Our enormous coastline offers a plethora of fishing spots, for the amateur and professional alike. Here are some tips to ensure you hook a few when you next cast a line.
If you’re not familiar with the area, your first stop has to be the local tackle store, for tips on locations, tides and bait. You’ll find most tackle store owners are happy to share advice, particularly if you buy some gear or bait from them.
To determine where you’ll fish, you’ll need to be able to read a beach by water action, colour and current. The best way to do this is from a high vantage point, preferably with polarised sunglasses.

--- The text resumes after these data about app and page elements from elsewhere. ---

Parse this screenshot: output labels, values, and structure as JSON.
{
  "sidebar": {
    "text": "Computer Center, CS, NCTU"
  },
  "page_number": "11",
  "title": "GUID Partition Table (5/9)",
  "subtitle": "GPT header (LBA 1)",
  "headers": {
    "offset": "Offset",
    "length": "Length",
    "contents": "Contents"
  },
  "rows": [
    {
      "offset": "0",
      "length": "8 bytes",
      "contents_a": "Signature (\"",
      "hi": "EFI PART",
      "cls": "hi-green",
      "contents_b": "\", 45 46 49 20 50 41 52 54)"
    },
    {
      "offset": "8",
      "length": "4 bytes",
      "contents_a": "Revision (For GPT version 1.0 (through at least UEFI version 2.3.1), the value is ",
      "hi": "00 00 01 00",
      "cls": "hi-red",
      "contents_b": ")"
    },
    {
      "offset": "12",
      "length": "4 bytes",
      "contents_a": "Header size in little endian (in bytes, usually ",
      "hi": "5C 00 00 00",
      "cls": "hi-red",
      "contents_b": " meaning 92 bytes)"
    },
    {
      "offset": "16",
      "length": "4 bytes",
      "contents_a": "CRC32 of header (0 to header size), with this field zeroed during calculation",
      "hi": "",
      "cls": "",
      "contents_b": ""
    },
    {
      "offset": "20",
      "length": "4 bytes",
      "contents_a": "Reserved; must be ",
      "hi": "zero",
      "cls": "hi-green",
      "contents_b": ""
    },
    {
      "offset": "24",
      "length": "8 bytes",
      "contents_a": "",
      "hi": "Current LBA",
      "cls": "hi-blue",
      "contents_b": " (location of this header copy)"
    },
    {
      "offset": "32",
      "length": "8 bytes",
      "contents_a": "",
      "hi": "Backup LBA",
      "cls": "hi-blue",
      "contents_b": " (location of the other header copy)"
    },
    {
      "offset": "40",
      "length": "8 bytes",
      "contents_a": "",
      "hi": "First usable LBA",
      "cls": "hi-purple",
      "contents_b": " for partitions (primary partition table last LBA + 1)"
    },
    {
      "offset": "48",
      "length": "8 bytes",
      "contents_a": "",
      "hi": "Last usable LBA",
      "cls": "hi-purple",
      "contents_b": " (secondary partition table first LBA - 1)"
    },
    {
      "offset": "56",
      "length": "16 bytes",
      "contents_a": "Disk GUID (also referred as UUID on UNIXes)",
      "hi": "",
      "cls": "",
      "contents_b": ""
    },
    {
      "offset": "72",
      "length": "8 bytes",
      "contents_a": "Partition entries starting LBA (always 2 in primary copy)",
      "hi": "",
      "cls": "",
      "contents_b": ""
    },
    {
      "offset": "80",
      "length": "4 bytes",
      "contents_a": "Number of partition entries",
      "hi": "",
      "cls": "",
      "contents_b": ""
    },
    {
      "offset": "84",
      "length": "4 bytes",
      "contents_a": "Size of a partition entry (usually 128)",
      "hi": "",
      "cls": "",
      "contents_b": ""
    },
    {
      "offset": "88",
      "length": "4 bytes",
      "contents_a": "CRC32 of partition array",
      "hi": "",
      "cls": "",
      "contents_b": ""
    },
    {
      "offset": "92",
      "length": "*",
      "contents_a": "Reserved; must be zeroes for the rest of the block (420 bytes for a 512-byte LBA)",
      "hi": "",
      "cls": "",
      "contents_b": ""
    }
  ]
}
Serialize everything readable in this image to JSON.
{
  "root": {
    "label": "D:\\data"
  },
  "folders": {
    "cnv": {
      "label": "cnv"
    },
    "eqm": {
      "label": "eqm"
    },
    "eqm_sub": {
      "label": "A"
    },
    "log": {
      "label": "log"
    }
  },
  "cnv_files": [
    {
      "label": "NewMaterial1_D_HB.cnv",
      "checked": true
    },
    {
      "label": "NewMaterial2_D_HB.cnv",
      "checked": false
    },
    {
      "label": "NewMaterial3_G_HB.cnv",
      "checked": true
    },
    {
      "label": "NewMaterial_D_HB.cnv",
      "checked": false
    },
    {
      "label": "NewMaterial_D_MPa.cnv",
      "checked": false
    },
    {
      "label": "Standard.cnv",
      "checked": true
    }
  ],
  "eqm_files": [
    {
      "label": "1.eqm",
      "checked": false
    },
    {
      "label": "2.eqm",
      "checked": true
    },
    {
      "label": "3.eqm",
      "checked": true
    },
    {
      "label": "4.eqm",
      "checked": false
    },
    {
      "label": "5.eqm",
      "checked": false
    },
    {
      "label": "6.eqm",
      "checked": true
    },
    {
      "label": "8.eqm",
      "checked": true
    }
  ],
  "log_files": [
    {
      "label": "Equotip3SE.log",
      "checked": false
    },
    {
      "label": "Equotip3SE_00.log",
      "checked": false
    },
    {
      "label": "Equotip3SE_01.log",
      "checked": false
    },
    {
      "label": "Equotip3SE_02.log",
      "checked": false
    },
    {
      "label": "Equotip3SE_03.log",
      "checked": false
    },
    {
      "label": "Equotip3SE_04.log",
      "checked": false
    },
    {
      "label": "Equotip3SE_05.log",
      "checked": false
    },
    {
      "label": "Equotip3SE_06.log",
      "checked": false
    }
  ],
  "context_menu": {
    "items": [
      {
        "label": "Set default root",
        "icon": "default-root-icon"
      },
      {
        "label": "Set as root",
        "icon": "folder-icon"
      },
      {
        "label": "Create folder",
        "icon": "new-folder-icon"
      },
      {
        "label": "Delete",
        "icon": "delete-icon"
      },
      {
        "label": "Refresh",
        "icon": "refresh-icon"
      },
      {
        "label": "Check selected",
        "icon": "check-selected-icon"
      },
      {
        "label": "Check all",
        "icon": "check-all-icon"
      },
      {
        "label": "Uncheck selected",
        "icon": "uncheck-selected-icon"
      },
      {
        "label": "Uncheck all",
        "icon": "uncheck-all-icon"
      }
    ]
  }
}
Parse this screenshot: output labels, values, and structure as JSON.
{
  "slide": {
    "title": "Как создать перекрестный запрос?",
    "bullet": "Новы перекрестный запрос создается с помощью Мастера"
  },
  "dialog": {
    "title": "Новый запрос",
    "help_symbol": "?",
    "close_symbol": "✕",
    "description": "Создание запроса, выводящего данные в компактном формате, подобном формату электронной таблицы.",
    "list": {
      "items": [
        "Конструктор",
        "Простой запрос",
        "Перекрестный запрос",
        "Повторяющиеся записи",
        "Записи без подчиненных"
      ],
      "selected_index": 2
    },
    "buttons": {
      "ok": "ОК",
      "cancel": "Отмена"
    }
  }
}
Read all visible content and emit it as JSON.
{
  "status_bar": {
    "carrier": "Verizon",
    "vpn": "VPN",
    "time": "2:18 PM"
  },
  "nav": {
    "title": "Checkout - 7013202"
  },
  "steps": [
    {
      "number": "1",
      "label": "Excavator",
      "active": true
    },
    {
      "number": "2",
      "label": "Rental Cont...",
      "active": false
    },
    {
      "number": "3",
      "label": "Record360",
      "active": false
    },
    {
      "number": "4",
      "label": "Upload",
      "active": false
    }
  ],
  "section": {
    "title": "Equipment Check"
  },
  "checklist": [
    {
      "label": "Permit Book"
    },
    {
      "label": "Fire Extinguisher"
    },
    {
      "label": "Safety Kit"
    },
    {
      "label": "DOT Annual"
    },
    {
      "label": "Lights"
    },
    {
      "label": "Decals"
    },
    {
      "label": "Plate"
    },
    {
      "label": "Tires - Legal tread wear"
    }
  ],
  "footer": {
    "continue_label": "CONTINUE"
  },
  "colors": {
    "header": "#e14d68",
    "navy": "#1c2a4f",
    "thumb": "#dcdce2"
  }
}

Darker shades in the water where the waves don’t break indicate holes or gutters where larger predators like mulloway are likely to be hunting, waiting for smaller fish to be swept past.
A wave breaking off shore is often due to a shallow point, sandbar or reef. The calm areas by these bars are where small fish seek the shelter of shallows, and flathead lie in wait along the drop offs. Tailor like to hunt along the edges of white water, such as that caused by rips.
Peak fishing times are controlled by tide and daylight. At dusk or dawn, regardless of tide, you’ll usually get a bite. A high tide with either of these times is the perfect arrangement for fish to feed. Other than dusk or dawn, the optimum fishing period often occurs during a change of tide.
Use fresh baits wherever possible. To prevent the baits being stripped by small fish nibbling at them, you can salt your bait, or buy pre-salted baits. Another option is to try ghost cotton. This is thin white cotton you can buy at the tackle store. Wrap it around the bait a few times to hold it together and to keep it tighter on the hook. This will strengthen the bait against the water’s impact when it’s cast and will also make it more difficult for any of those frustrating nibblers to pick away your bait.
If you’re looking to do some fishing with lures, check out how to pick the right lure.